DIDSDBURY - The new detachment commander at the Didsbury RCMP station says public tips are always welcome and can be helpful in keeping the community safe.
Staff Sgt. Stephen Browne recently became the permeant detachment commander after serving as acting detachment commander since July 2021.
He replaces longtime detachment commander Staff Sgt. Chad Fournier, who has moved on to a different detachment.
In a recent interview, Browne said information provided by the public regarding suspicious persons and activities is always useful.
“We have a limited amount of resources so we always are looking for assistance and help from the public in identifying and reporting any type of criminal activity in the area,” said Browne.
“If you see something occurring it doesn’t hurt to make that call, and you can always call Crime Stoppers if you want to remain anonymous.”
Originally from St. John's, Newfoundland, Browne has been with the RCMP for 22 years, all of it stationed in Alberta, most recently at the Airdrie RCMP detachment.
Targeting habitual or prolific offenders is already one of the priorities of the Didsbury detachment and something Browne says will be continuing in 2022.
“When you deal with statistics, the general underlying theme for the amount of crime that is occurring in our area over the last 18 to 24 months, there has been a specific group of individuals committing crimes,” he said. “These are specific people who either live here or once lived in the immediate area and are familiar with the area.
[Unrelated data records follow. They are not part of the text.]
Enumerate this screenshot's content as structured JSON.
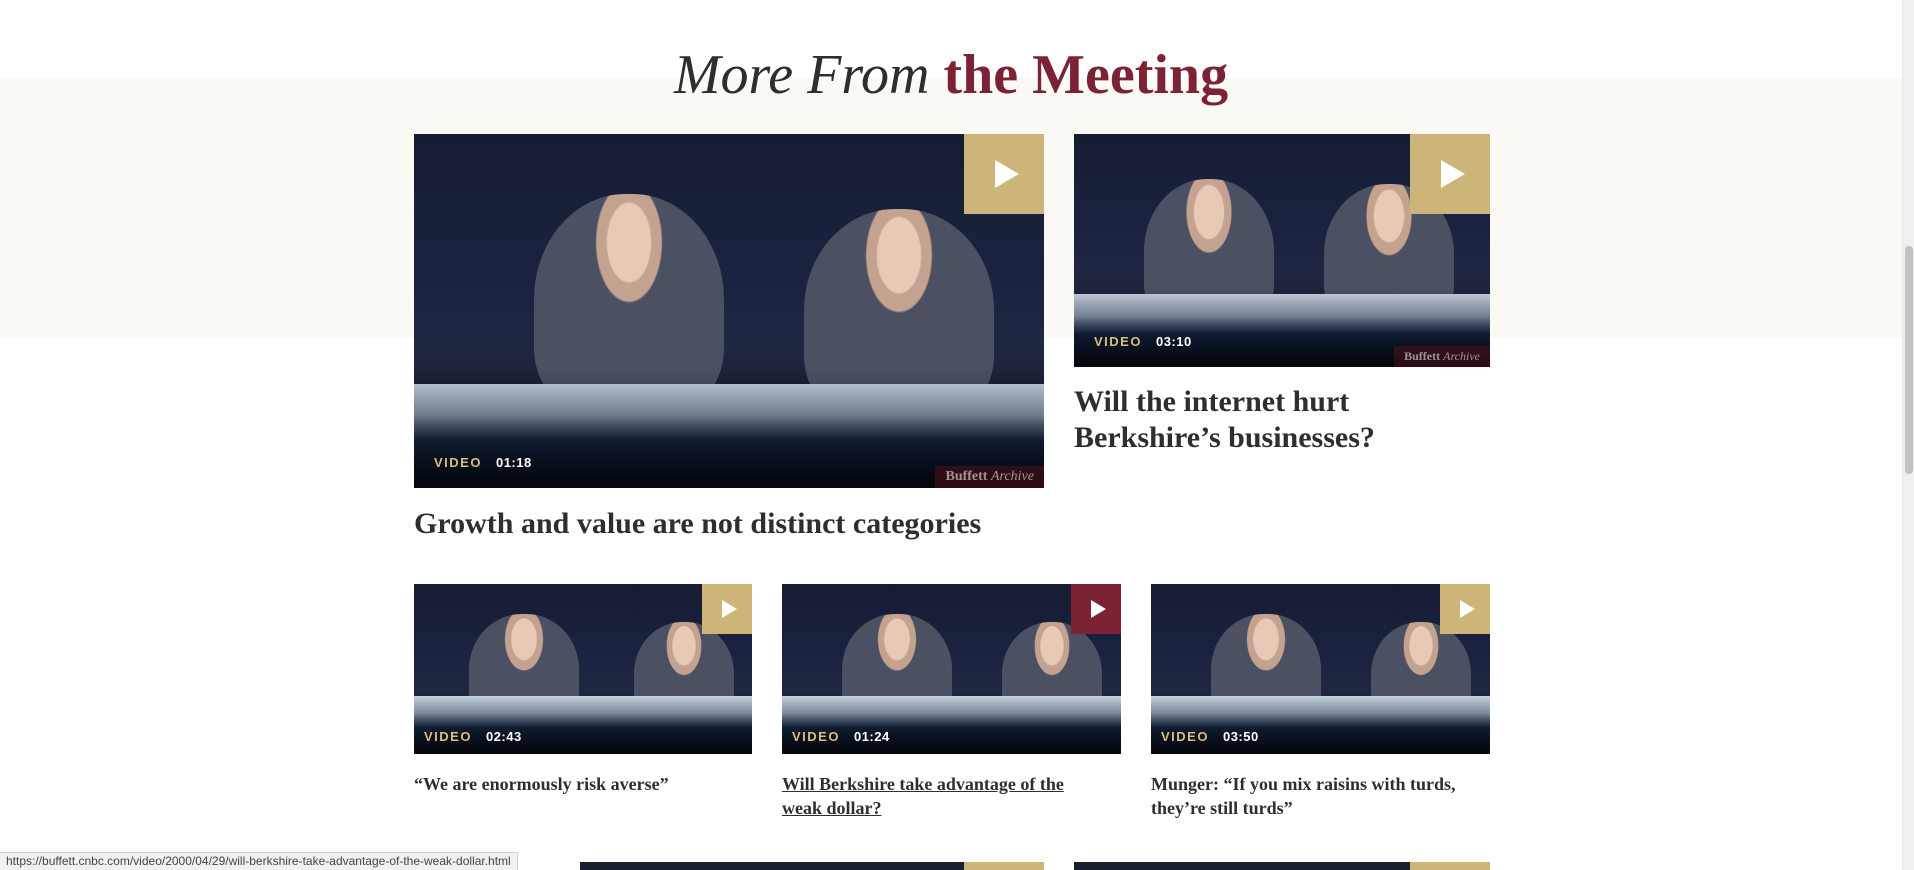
{
  "section": {
    "title_light": "More From",
    "title_bold": "the Meeting"
  },
  "colors": {
    "accent_maroon": "#7b2334",
    "play_gold": "#cdb57a",
    "play_active": "#7b2334",
    "band_beige": "#fbf9f4"
  },
  "featured": [
    {
      "label": "VIDEO",
      "duration": "01:18",
      "title": "Growth and value are not distinct categories",
      "watermark_a": "Buffett",
      "watermark_b": "Archive",
      "icon": "play-icon"
    },
    {
      "label": "VIDEO",
      "duration": "03:10",
      "title": "Will the internet hurt Berkshire’s businesses?",
      "watermark_a": "Buffett",
      "watermark_b": "Archive",
      "icon": "play-icon"
    }
  ],
  "grid": [
    {
      "label": "VIDEO",
      "duration": "02:43",
      "title": "“We are enormously risk averse”",
      "icon": "play-icon"
    },
    {
      "label": "VIDEO",
      "duration": "01:24",
      "title": "Will Berkshire take advantage of the weak dollar?",
      "icon": "play-icon",
      "hovered": true
    },
    {
      "label": "VIDEO",
      "duration": "03:50",
      "title": "Munger: “If you mix raisins with turds, they’re still turds”",
      "icon": "play-icon"
    }
  ],
  "status_bar": {
    "url": "https://buffett.cnbc.com/video/2000/04/29/will-berkshire-take-advantage-of-the-weak-dollar.html"
  }
}
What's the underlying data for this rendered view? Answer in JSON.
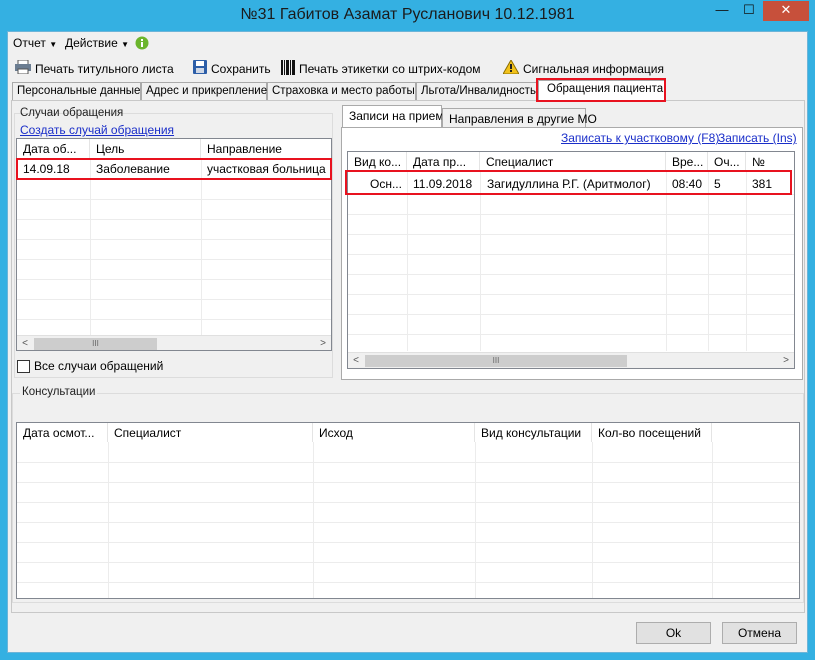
{
  "window": {
    "title": "№31 Габитов Азамат Русланович 10.12.1981",
    "controls": {
      "minimize": "—",
      "maximize": "☐",
      "close": "✕"
    }
  },
  "menu": {
    "report": "Отчет",
    "action": "Действие"
  },
  "toolbar": {
    "print_title": "Печать титульного листа",
    "save": "Сохранить",
    "print_barcode": "Печать этикетки со штрих-кодом",
    "signal_info": "Сигнальная информация"
  },
  "tabs": [
    {
      "label": "Персональные данные"
    },
    {
      "label": "Адрес и прикрепление"
    },
    {
      "label": "Страховка и место работы"
    },
    {
      "label": "Льгота/Инвалидность"
    },
    {
      "label": "Обращения пациента"
    }
  ],
  "cases": {
    "group_title": "Случаи обращения",
    "create_link": "Создать случай обращения",
    "columns": [
      "Дата об...",
      "Цель",
      "Направление"
    ],
    "rows": [
      {
        "date": "14.09.18",
        "goal": "Заболевание",
        "direction": "участковая больница"
      }
    ],
    "all_cases_label": "Все случаи обращений",
    "all_cases_checked": false
  },
  "appointments": {
    "tabs": [
      "Записи на прием",
      "Направления в другие МО"
    ],
    "link_district": "Записать к участковому (F8)",
    "link_ins": "Записать (Ins)",
    "columns": [
      "Вид ко...",
      "Дата пр...",
      "Специалист",
      "Вре...",
      "Оч...",
      "№"
    ],
    "rows": [
      {
        "type": "Осн...",
        "date": "11.09.2018",
        "specialist": "Загидуллина Р.Г. (Аритмолог)",
        "time": "08:40",
        "queue": "5",
        "number": "381"
      }
    ]
  },
  "consultations": {
    "group_title": "Консультации",
    "columns": [
      "Дата осмот...",
      "Специалист",
      "Исход",
      "Вид консультации",
      "Кол-во посещений"
    ]
  },
  "scrollbar": {
    "left_arrow": "<",
    "right_arrow": ">",
    "thumb_grip": "III"
  },
  "footer": {
    "ok": "Ok",
    "cancel": "Отмена"
  },
  "colors": {
    "titlebar": "#34b0e2",
    "highlight": "#e8121f",
    "link": "#1a2ec9",
    "close_button": "#c7503b"
  }
}
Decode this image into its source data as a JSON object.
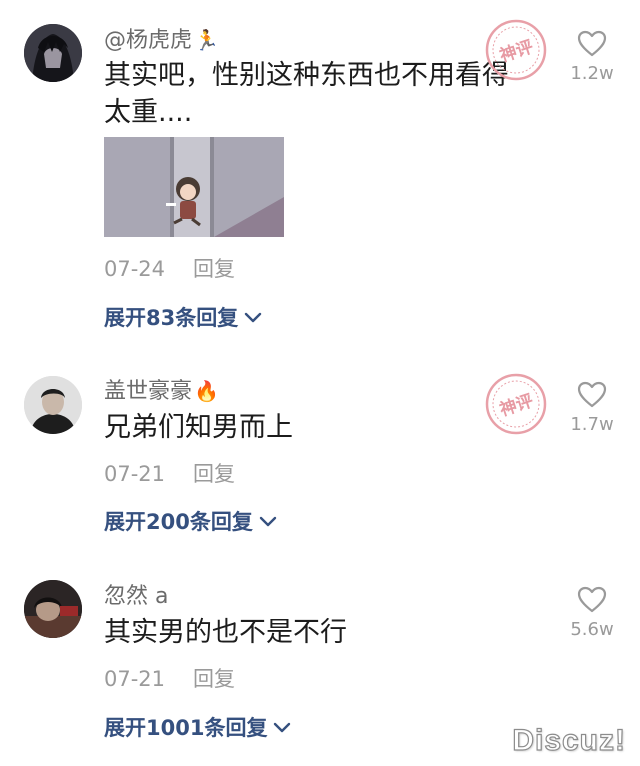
{
  "comments": [
    {
      "username": "@杨虎虎",
      "username_emoji": "🏃",
      "text": "其实吧，性别这种东西也不用看得太重....",
      "date": "07-24",
      "reply_label": "回复",
      "expand_label": "展开83条回复",
      "like_count": "1.2w",
      "stamp_text": "神评",
      "has_gif": true
    },
    {
      "username": "盖世豪豪",
      "username_emoji": "🔥",
      "text": "兄弟们知男而上",
      "date": "07-21",
      "reply_label": "回复",
      "expand_label": "展开200条回复",
      "like_count": "1.7w",
      "stamp_text": "神评"
    },
    {
      "username": "忽然 a",
      "text": "其实男的也不是不行",
      "date": "07-21",
      "reply_label": "回复",
      "expand_label": "展开1001条回复",
      "like_count": "5.6w"
    }
  ],
  "watermark": "Discuz!",
  "colors": {
    "link": "#35507f",
    "muted": "#9a9a9a",
    "stamp": "#e8a0a8"
  },
  "icons": {
    "like": "heart-outline-icon",
    "expand": "chevron-down-icon"
  }
}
What we’ve found is that overall crime statistics were decreasing when a specific group were incarcerated.”
Asked if the individuals committing crimes in the area are organized together, he said no.
“I wouldn’t refer to them as organized by any stretch of the imagination,” he said. “We call them prolific offenders because they are repeat offenders, resulting in them attempting high-value property crime around the rural areas.”
Illegal drug trafficking and usage continue to be problems in many Alberta communities, including in the Didsbury detachment area, he said.
“Drugs affect large communities and cities as well as smaller rural areas,” he said. “Certainly in our area we are not immune to that.”
Asked if the drugs are being made in the area or being brought in from outside, he said, “I haven’t seen evidence to date of any manufacturing in the area, not to say that is not occurring, especially with methamphetamine because it’s an easy substance to create, easier than some of the other substances that have to be imported.
“Didsbury and area is centrally located between Red Deer and Calgary and we’ve got the QEII going right up the middle of it, which is a high-traffic area for trafficking these substances.”
The COVID-19 pandemic has had an impact in the area over the past two years, he said.
“We’ve seen an uptick in mental health-related occurrences that I think is directly related to that. It certainly has had an impact on everyone and it doesn’t matter where you come from,” he said.
The Didsbury RCMP detachment’s large geographical area – from east of Didsbury to the West Country – is one of the early challenges he has noticed since arriving in the district.
“It’s quite a large area and it always presents a challenge when you have a large geographical area and a certain amount of resources to police it,” he said. “That always presents a challenge, but that is certainly something we have been able to deal with and handle.”